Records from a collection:
--*--

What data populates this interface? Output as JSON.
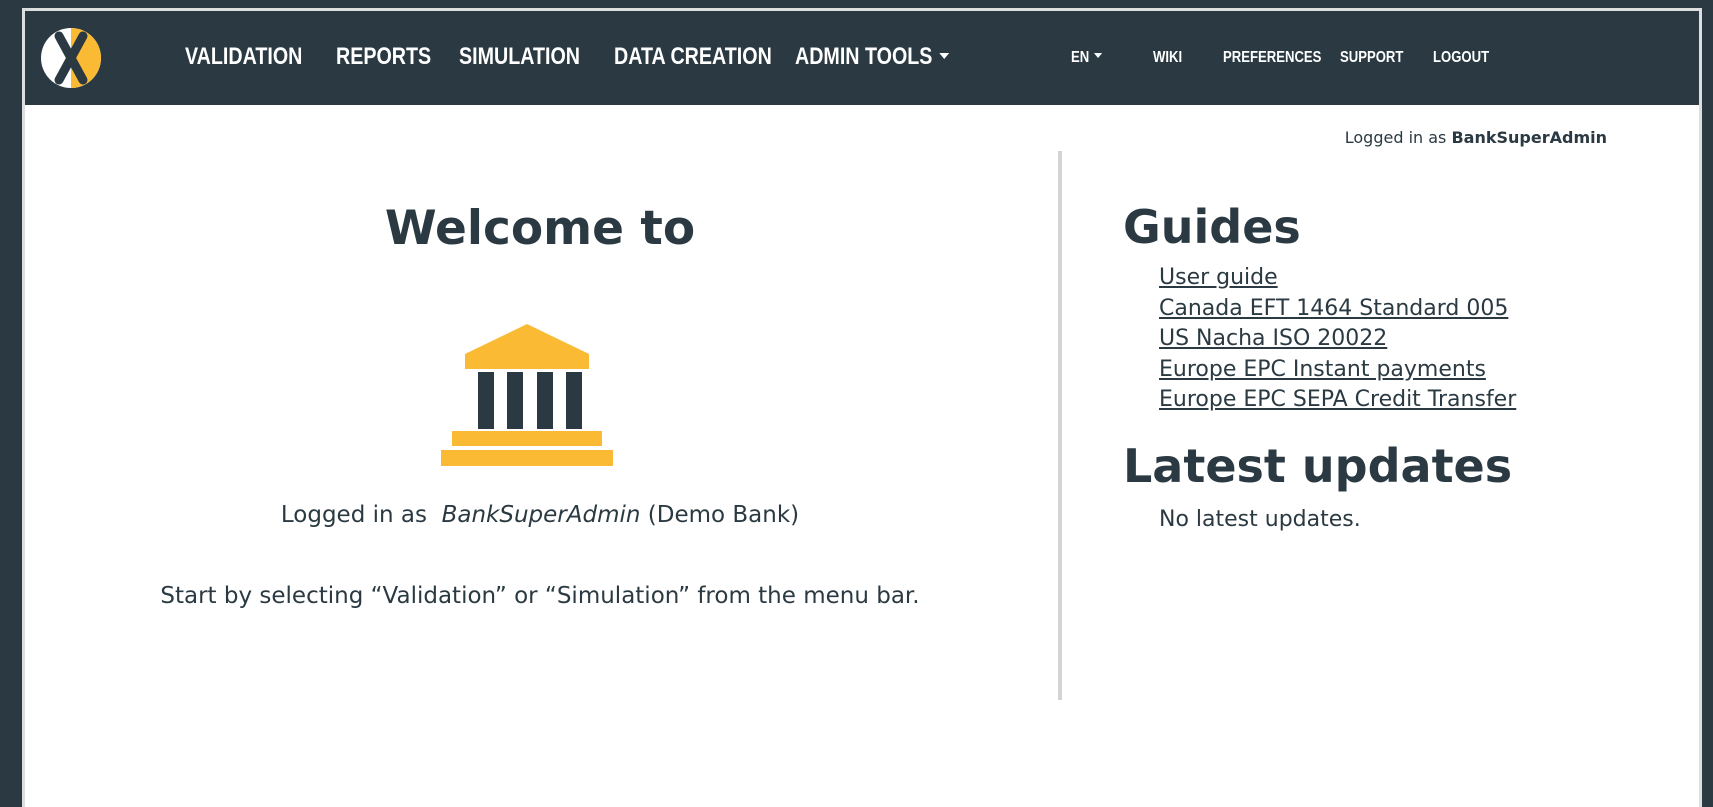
{
  "nav": {
    "main": [
      {
        "label": "VALIDATION"
      },
      {
        "label": "REPORTS"
      },
      {
        "label": "SIMULATION"
      },
      {
        "label": "DATA CREATION"
      },
      {
        "label": "ADMIN TOOLS",
        "dropdown": true
      }
    ],
    "secondary": {
      "language": "EN",
      "wiki": "WIKI",
      "preferences": "PREFERENCES",
      "support": "SUPPORT",
      "logout": "LOGOUT"
    }
  },
  "header_login": {
    "prefix": "Logged in as",
    "user": "BankSuperAdmin"
  },
  "welcome": {
    "title": "Welcome to",
    "icon": "bank-icon",
    "login_prefix": "Logged in as",
    "user": "BankSuperAdmin",
    "org": "(Demo Bank)",
    "hint": "Start by selecting “Validation” or “Simulation” from the menu bar."
  },
  "guides": {
    "title": "Guides",
    "items": [
      {
        "label": "User guide"
      },
      {
        "label": "Canada EFT 1464 Standard 005"
      },
      {
        "label": "US Nacha ISO 20022"
      },
      {
        "label": "Europe EPC Instant payments"
      },
      {
        "label": "Europe EPC SEPA Credit Transfer"
      }
    ]
  },
  "updates": {
    "title": "Latest updates",
    "empty_text": "No latest updates."
  },
  "colors": {
    "nav_bg": "#2b3a42",
    "accent": "#fbba33",
    "text": "#2b3a42",
    "divider": "#d4d4d4"
  }
}
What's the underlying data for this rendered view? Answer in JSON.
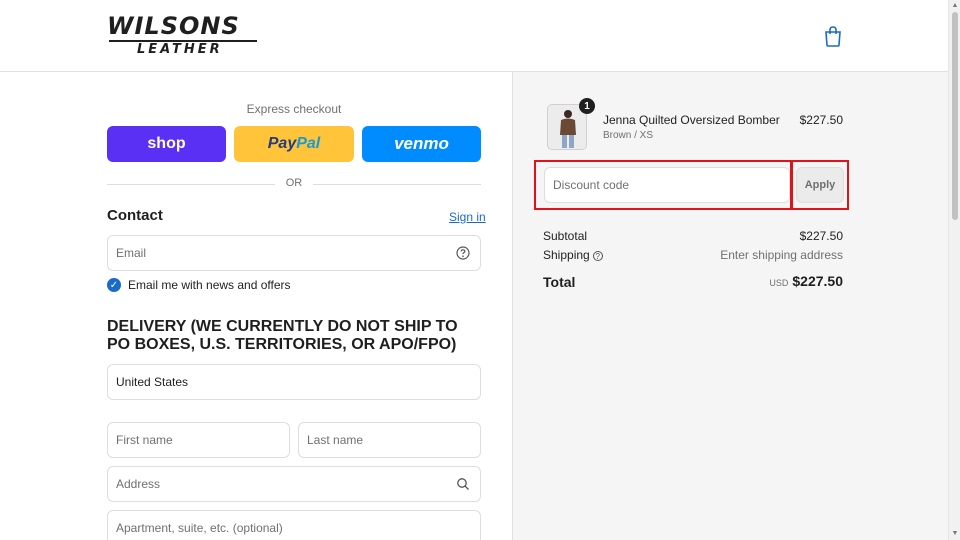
{
  "header": {
    "logo_top": "WILSONS",
    "logo_bottom": "LEATHER",
    "cart_icon": "shopping-bag-icon"
  },
  "checkout": {
    "express_label": "Express checkout",
    "shop_label": "shop",
    "paypal_label_1": "Pay",
    "paypal_label_2": "Pal",
    "venmo_label": "venmo",
    "or_label": "OR",
    "contact_title": "Contact",
    "signin_label": "Sign in",
    "email_placeholder": "Email",
    "newsletter_label": "Email me with news and offers",
    "newsletter_checked": true,
    "delivery_title": "DELIVERY (WE CURRENTLY DO NOT SHIP TO PO BOXES, U.S. TERRITORIES, OR APO/FPO)",
    "country_value": "United States",
    "first_name_placeholder": "First name",
    "last_name_placeholder": "Last name",
    "address_placeholder": "Address",
    "apartment_placeholder": "Apartment, suite, etc. (optional)"
  },
  "summary": {
    "product": {
      "name": "Jenna Quilted Oversized Bomber",
      "variant": "Brown / XS",
      "price": "$227.50",
      "quantity": "1"
    },
    "discount_placeholder": "Discount code",
    "apply_label": "Apply",
    "subtotal_label": "Subtotal",
    "subtotal_value": "$227.50",
    "shipping_label": "Shipping",
    "shipping_value": "Enter shipping address",
    "total_label": "Total",
    "currency": "USD",
    "total_value": "$227.50"
  },
  "colors": {
    "shop": "#5a31f4",
    "paypal": "#ffc439",
    "venmo": "#008cff",
    "link": "#1a6bc9",
    "highlight": "#e0131b"
  }
}
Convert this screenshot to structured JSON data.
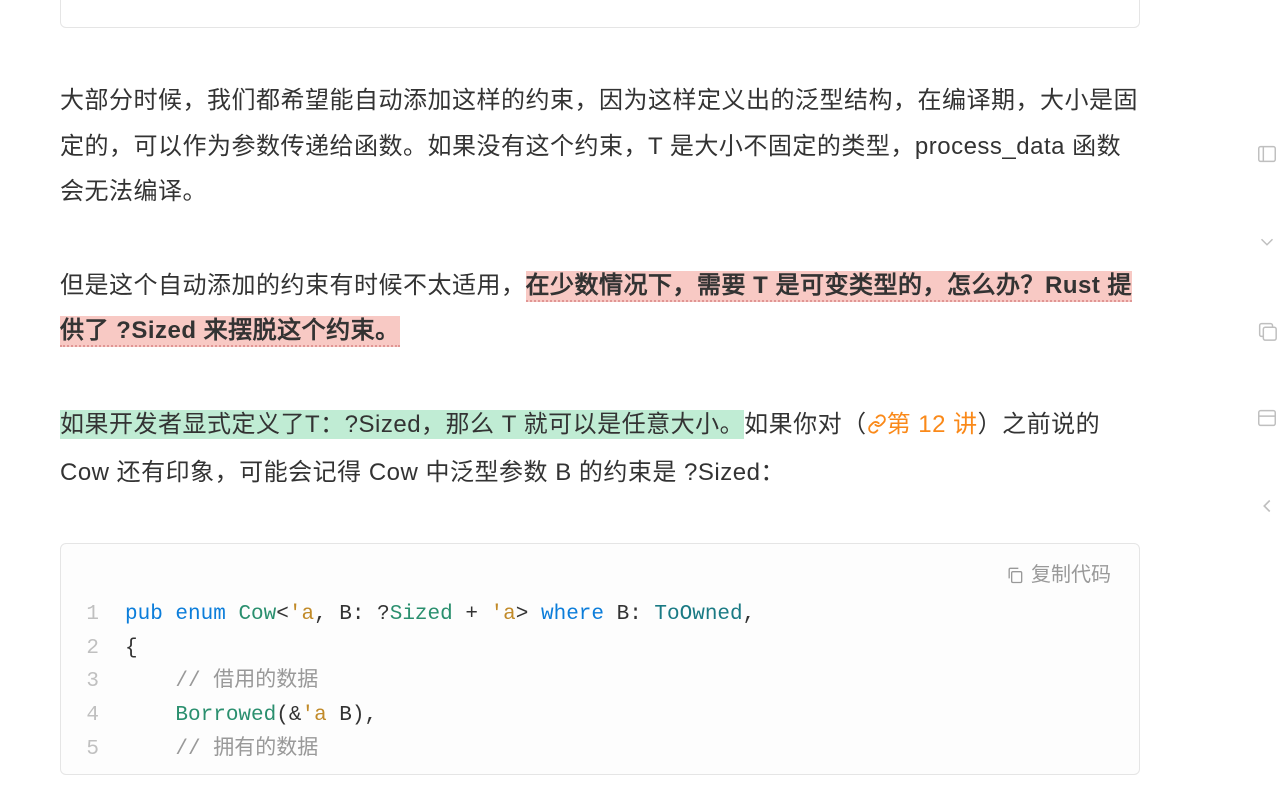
{
  "paragraphs": {
    "p1": "大部分时候，我们都希望能自动添加这样的约束，因为这样定义出的泛型结构，在编译期，大小是固定的，可以作为参数传递给函数。如果没有这个约束，T 是大小不固定的类型，process_data 函数会无法编译。",
    "p2_plain": "但是这个自动添加的约束有时候不太适用，",
    "p2_highlight": "在少数情况下，需要 T 是可变类型的，怎么办？Rust 提供了 ?Sized 来摆脱这个约束。",
    "p3_green": "如果开发者显式定义了T：?Sized，那么 T 就可以是任意大小。",
    "p3_after_green": "如果你对（",
    "p3_link": "第 12 讲",
    "p3_tail": "）之前说的 Cow 还有印象，可能会记得 Cow 中泛型参数 B 的约束是 ?Sized："
  },
  "copy_label": "复制代码",
  "code": {
    "l1": {
      "kw_pub": "pub",
      "kw_enum": "enum",
      "type_cow": "Cow",
      "lt": "<",
      "life_a1": "'a",
      "comma_b": ", B: ",
      "q": "?",
      "sized": "Sized",
      "plus": " + ",
      "life_a2": "'a",
      "gt": ">",
      "sp": " ",
      "kw_where": "where",
      "b_colon": " B: ",
      "toowned": "ToOwned",
      "comma": ","
    },
    "l2": "{",
    "l3": {
      "indent": "    ",
      "cmt": "// 借用的数据"
    },
    "l4": {
      "indent": "    ",
      "borrowed": "Borrowed",
      "open": "(&",
      "life_a": "'a",
      "sp": " B),"
    },
    "l5": {
      "indent": "    ",
      "cmt": "// 拥有的数据"
    }
  }
}
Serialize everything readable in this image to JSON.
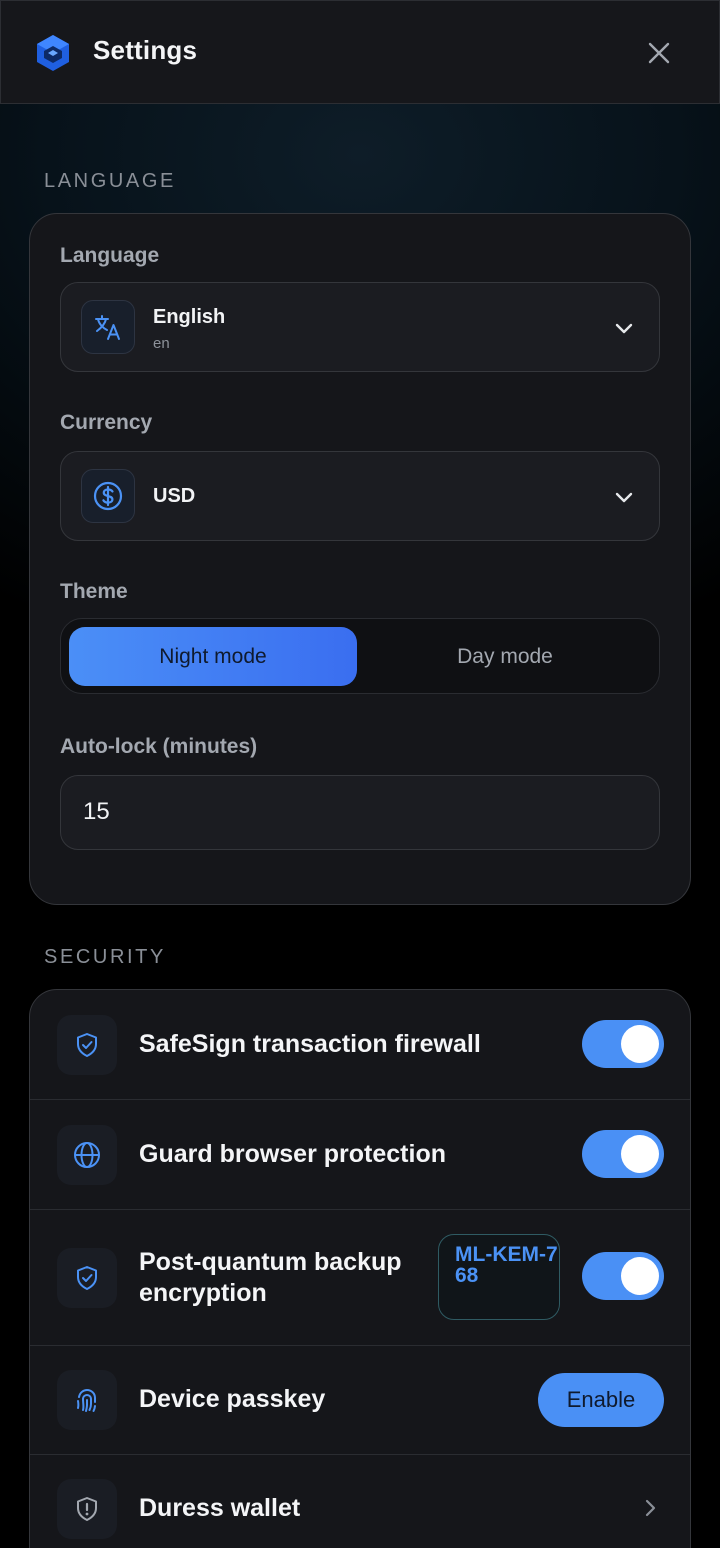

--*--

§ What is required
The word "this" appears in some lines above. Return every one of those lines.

§ Reply
What data populates this interface? Output as JSON.
What's the underlying data for this rendered view? Answer in JSON.
Convert this screenshot to structured JSON data.
Serialize everything readable in this image to JSON.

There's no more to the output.